## Input data:
* * *
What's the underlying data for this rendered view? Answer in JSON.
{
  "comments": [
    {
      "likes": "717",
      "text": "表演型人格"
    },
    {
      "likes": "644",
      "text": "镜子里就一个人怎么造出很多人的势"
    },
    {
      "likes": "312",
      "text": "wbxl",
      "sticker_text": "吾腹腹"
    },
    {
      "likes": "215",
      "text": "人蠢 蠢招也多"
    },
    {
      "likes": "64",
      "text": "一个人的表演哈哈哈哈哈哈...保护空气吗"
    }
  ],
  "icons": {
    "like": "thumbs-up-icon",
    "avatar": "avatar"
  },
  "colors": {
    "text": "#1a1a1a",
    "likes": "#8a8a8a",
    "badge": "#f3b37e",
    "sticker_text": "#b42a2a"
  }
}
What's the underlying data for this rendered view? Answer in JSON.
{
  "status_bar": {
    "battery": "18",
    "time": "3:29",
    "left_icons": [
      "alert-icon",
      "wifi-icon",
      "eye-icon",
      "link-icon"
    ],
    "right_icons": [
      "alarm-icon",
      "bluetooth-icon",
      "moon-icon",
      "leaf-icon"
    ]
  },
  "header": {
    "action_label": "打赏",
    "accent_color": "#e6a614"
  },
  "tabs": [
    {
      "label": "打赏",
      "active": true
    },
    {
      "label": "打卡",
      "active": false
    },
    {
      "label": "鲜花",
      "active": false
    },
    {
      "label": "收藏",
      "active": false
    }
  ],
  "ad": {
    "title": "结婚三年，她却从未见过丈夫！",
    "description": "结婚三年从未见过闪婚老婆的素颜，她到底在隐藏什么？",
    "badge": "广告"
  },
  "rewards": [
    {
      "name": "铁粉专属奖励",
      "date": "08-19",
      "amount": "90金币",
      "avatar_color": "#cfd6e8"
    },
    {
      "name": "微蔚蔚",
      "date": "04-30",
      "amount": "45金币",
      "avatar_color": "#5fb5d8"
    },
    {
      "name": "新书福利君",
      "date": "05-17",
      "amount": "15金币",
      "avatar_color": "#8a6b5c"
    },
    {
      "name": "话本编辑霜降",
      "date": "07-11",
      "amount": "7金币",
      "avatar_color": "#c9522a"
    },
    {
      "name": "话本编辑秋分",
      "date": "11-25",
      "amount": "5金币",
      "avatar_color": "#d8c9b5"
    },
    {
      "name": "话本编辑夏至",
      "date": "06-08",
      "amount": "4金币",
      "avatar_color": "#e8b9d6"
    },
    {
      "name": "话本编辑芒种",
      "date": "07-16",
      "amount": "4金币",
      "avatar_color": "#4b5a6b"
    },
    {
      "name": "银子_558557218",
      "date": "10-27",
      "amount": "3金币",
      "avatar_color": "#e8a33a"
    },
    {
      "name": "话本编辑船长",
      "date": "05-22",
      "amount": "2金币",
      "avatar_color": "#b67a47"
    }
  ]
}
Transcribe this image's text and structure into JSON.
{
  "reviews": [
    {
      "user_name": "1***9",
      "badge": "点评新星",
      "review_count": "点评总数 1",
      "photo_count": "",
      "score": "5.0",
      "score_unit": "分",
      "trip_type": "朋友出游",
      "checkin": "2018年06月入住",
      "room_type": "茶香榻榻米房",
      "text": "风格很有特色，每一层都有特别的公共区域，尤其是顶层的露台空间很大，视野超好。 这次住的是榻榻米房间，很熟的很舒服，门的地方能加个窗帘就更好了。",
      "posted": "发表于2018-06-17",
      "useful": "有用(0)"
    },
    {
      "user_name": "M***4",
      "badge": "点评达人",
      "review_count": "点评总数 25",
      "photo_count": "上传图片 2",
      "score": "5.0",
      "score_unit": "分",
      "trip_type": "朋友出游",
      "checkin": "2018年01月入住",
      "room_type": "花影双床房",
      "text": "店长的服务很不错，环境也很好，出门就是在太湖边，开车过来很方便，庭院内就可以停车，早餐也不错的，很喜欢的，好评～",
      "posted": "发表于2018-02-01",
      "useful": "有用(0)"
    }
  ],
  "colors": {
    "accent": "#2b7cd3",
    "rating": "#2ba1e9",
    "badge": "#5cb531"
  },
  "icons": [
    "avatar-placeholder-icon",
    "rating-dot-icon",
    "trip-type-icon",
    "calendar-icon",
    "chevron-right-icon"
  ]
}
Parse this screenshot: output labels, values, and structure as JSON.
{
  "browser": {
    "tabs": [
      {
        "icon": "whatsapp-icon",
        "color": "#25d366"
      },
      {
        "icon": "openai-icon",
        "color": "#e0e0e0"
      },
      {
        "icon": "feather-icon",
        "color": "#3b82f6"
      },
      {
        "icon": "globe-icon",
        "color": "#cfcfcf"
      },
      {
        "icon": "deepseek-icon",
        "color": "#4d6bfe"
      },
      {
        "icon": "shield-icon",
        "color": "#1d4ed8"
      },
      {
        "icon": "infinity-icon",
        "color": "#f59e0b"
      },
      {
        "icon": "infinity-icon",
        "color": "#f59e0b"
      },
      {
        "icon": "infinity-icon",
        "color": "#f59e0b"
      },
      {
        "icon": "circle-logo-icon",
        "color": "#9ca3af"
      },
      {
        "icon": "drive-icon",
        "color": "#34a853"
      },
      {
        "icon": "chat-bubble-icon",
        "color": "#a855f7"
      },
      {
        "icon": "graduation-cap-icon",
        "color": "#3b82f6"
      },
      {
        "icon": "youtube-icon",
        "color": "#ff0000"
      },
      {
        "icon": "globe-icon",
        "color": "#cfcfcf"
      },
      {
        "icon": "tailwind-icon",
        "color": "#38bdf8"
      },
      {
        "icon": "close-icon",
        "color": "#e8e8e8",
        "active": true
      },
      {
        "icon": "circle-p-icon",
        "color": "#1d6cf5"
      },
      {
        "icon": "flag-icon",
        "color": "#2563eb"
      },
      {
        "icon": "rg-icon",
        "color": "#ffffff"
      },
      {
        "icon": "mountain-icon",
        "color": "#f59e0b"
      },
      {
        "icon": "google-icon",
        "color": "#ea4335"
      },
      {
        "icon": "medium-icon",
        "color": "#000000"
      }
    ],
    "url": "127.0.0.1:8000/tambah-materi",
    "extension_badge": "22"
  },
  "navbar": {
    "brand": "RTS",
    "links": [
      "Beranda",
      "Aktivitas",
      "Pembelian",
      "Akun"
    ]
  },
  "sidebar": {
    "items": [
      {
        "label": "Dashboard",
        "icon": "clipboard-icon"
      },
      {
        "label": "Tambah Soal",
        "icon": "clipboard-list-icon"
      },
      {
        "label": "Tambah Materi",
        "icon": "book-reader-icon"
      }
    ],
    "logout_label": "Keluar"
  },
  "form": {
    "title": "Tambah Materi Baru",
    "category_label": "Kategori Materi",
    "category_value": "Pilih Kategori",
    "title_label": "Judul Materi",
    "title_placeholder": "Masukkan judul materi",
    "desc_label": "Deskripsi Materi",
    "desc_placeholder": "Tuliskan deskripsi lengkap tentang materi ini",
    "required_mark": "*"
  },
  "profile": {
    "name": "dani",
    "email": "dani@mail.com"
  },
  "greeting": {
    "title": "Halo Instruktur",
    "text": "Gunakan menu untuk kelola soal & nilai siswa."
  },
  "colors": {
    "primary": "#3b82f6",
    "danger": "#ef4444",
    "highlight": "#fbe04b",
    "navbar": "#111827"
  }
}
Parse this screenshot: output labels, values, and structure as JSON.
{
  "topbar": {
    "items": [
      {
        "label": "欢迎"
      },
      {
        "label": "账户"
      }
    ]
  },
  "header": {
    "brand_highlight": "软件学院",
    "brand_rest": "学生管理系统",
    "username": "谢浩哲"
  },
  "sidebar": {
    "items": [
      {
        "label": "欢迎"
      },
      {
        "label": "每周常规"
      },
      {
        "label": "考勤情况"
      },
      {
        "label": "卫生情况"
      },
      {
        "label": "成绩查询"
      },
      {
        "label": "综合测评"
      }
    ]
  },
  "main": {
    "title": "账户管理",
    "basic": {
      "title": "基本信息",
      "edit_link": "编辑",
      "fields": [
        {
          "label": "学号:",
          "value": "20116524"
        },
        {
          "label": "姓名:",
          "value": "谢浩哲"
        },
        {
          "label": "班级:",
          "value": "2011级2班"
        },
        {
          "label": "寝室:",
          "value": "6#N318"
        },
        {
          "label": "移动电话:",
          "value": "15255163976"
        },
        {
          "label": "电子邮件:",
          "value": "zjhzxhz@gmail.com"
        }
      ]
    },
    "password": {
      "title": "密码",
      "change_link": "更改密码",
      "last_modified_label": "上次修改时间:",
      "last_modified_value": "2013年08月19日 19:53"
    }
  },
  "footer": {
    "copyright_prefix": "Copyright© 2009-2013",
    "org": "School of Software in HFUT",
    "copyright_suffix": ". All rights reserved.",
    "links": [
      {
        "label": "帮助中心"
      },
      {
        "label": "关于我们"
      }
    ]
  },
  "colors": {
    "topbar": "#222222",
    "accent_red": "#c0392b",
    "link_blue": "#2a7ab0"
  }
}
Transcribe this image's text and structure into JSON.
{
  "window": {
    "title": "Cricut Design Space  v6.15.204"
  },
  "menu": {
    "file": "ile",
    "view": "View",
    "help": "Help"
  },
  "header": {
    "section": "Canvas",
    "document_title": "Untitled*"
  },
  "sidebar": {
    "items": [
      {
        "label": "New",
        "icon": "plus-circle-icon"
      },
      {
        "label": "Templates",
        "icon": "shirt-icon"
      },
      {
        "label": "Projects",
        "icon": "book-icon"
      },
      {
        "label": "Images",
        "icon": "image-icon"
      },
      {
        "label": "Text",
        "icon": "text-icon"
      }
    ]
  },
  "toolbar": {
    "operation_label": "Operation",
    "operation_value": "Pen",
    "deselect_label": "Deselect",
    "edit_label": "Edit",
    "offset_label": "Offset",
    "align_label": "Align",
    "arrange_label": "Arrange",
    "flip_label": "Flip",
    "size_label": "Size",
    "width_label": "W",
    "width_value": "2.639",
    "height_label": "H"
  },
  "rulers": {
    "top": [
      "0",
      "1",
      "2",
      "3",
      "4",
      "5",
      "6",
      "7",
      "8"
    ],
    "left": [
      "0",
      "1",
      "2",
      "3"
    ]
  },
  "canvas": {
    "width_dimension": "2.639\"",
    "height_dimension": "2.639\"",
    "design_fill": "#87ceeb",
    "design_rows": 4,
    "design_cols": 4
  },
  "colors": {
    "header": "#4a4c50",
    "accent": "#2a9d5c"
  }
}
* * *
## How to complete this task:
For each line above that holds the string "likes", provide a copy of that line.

## Task answer:
      "likes": "717",
      "likes": "644",
      "likes": "312",
      "likes": "215",
      "likes": "64",
    "likes": "#8a8a8a",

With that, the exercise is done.